ABS has joined an industry-leading joint development project (JDP) to accelerate development of solid oxide fuel cell (SOFC) technology with Alfa Laval, DTU Energy, Haldor Topsoe, Svitzer and the Mærsk Mc-Kinney Møller Center for Zero Carbon Shipping.
Funded by a grant from Danish EUDP (Energy Technology Development and Demonstration Program), the partners will pursue a high-efficiency solution with the scalability to support marine industry decarbonization.
ABS, a founding member of the Mærsk Mc-Kinney Møller Center for Zero Carbon Shipping, said it will focus on safety, utilizing its New Technology Qualification service to assess the technology’s ability to perform intended functions in line with defined performance requirements.
The JDP, SOFC4Maritime, will target optimal utilization of future green fuels via application of SOFCs for power generation on marine vessels. When based on fuels such as ammonia, hydrogen or bio-methane, SOFCs hold significant potential for reducing the carbon footprint of vessel designs, ABS said. Such alternatives are needed in the maritime industry, which must transition to greener power over just a few decades.
“This technology has the potential to make a significant contribution to maritime’s decarbonization ambitions. ABS is committed to supporting its development and safe adoption by the industry and has been working with leading industry partners to advance its use. We are delighted to be able to utilize this experience to support our partners in the SOFC4Maritime project, which will advance the industry’s understanding of the exciting possibilities offered by fuel cells,” said Georgios Plevrakis, ABS Director, Sustainability.
By electrochemically converting fuel into electricity, SOFCs can potentially produce power with higher efficiency than internal combustion engines running on the same fuel—without creating polluting emissions or particulates. Ammonia-based SOFCs are especially attractive, since ammonia can be produced in large scale using renewable electricity. The research will therefore have ammonia-based SOFCs as its starting point.

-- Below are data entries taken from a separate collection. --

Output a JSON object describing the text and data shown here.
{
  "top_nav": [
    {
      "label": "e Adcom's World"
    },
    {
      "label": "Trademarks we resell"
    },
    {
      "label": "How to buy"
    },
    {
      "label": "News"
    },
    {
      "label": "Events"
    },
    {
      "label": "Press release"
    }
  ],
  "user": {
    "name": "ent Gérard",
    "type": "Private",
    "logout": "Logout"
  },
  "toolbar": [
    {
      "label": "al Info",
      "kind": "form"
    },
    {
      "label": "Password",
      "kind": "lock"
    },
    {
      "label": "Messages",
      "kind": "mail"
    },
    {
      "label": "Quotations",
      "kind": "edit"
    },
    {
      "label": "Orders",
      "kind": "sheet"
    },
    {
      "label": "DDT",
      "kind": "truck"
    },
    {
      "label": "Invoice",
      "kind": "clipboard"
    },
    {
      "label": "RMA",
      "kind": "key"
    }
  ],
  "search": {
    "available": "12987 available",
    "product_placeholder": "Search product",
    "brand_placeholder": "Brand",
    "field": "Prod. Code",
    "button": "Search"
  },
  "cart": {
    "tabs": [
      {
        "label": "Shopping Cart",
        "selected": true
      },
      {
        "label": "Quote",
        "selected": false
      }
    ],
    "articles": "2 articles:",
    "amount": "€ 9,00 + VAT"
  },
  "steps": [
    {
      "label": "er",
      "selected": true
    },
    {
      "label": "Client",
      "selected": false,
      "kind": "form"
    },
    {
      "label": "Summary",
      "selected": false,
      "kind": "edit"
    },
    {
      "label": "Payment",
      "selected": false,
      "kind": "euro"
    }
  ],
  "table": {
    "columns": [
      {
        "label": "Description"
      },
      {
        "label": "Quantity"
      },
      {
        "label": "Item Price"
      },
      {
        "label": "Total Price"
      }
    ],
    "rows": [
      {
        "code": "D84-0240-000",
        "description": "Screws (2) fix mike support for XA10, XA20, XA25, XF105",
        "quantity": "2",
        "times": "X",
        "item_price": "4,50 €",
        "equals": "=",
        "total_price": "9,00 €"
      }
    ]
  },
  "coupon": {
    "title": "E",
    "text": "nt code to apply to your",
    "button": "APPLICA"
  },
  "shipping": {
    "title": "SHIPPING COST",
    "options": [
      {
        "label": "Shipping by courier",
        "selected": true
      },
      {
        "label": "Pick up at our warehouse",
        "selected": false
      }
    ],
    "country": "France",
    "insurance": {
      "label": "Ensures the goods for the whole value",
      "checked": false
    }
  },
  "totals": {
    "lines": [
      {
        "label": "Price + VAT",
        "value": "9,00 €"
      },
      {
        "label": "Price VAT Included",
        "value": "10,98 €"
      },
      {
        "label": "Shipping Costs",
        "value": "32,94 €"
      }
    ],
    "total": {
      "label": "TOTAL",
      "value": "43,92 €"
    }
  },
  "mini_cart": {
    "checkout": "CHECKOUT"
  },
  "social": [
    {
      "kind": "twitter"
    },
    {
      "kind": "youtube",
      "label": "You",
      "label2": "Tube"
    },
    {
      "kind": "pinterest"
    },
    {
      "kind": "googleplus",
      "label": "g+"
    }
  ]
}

Alfa Laval, a marine supplier with more than a century of expertise, will head the development initiative. Haldor Topsoe will provide the underlying SOFC stack technology, while DTU Energy will support in system layout and component testing. Svitzer will bring a shipowner perspective, and the Mærsk-McKinney Møller Center for Zero Carbon Shipping will ensure a broad industry overview, end-to-end analysis of various energy pathways and a detailed techno-economic analysis.
The initiative follows successive SOFC JDPs between ABS and Daewoo Shipbuilding & Marine Engineering Co., Ltd, the latest to develop SOFC technology to replace at least one of three diesel generators typically on board a very large crude carrier (VLCC).
This post appeared first on MarineLink News.